→ Items from a dataset:
*** Block opens ***

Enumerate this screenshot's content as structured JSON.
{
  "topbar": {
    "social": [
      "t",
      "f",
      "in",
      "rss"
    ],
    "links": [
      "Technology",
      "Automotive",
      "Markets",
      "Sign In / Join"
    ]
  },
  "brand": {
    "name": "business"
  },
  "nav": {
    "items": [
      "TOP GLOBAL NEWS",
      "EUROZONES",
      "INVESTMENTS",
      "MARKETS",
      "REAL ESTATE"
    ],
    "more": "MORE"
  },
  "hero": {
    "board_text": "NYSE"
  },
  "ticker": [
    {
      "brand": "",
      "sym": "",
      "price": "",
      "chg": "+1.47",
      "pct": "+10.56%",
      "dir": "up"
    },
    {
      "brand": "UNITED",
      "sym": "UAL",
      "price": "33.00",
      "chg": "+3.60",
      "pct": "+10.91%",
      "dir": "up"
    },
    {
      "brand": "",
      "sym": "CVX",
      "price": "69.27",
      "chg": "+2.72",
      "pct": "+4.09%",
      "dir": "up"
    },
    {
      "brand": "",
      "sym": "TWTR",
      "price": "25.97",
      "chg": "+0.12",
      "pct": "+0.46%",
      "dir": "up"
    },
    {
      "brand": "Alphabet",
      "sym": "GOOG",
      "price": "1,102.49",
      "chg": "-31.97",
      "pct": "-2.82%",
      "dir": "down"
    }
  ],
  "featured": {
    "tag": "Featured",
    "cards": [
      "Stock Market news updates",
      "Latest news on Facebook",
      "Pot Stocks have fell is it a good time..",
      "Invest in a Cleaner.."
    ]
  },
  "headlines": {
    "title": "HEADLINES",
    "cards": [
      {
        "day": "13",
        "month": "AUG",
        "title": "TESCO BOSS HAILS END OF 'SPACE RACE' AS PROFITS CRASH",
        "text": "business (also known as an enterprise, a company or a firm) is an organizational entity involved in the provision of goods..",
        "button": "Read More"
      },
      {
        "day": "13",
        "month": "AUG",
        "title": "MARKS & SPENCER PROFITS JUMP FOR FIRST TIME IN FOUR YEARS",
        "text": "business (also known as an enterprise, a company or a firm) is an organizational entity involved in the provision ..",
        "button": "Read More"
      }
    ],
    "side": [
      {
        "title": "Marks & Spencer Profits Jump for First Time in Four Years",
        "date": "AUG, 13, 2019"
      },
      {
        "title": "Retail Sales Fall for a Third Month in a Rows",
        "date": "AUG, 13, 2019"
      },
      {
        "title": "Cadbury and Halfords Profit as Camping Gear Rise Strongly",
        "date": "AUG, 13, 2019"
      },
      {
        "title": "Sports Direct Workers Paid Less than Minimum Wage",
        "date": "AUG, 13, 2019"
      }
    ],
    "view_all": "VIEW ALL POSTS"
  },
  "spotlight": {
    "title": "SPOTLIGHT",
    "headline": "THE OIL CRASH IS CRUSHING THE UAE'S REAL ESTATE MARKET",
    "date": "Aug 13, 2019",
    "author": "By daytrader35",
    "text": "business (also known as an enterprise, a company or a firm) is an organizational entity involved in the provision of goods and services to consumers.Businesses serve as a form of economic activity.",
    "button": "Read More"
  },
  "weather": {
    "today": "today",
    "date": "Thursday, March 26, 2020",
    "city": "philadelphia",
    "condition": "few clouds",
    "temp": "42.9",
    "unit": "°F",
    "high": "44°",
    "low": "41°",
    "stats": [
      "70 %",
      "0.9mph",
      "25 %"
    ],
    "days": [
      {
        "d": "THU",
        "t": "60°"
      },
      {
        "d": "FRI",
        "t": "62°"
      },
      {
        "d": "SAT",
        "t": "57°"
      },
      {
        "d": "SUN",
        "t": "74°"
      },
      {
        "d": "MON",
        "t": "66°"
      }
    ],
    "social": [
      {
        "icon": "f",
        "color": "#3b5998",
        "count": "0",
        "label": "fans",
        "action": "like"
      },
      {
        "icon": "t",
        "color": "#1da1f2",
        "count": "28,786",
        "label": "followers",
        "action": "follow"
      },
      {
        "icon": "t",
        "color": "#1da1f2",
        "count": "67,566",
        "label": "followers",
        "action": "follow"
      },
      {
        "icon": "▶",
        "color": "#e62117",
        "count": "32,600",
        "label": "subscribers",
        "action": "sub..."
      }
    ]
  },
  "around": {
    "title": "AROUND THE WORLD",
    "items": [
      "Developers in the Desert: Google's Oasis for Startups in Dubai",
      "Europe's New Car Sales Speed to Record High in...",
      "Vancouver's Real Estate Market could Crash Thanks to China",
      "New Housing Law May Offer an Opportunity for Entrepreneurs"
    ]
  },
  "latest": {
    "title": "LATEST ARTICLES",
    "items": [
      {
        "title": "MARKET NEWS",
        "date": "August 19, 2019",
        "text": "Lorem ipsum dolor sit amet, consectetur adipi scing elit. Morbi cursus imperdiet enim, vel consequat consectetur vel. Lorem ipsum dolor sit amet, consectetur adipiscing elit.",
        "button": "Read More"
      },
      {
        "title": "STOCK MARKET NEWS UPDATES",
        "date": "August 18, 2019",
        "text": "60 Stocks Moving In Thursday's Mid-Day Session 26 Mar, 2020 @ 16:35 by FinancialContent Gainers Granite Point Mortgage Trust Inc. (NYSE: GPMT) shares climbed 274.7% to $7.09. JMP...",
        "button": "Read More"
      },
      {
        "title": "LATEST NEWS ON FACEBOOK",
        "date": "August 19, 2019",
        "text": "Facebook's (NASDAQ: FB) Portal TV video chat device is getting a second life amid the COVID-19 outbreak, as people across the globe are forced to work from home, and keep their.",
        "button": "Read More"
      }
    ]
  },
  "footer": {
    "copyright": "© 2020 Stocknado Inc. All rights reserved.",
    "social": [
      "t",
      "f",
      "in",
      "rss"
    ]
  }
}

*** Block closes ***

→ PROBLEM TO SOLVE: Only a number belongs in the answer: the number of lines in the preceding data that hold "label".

→ ANSWER TO THE PROBLEM: 4